(Saved data entries)
+--

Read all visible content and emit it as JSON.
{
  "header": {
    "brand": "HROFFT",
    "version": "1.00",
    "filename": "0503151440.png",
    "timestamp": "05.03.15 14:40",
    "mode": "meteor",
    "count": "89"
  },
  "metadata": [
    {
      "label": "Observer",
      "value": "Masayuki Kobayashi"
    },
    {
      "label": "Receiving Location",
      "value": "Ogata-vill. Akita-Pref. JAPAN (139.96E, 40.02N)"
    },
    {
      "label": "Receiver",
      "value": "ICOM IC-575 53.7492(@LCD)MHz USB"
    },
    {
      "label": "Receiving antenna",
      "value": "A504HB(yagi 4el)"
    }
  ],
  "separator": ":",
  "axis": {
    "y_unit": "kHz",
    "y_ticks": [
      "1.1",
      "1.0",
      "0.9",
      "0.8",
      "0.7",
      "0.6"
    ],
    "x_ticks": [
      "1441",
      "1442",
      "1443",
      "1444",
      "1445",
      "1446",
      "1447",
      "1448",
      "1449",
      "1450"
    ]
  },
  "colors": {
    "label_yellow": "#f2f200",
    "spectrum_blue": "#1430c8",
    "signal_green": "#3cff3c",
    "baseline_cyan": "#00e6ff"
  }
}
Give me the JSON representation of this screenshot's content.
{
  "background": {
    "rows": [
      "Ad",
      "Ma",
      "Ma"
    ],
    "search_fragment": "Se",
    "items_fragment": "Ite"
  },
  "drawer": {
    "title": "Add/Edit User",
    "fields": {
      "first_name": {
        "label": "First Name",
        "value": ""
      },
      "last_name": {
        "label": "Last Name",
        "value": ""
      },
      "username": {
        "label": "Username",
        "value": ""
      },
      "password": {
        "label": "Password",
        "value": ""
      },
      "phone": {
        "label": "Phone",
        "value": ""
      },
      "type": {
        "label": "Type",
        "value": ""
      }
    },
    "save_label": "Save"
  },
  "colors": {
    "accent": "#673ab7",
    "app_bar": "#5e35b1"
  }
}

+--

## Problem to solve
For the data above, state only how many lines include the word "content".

## Exercise output
2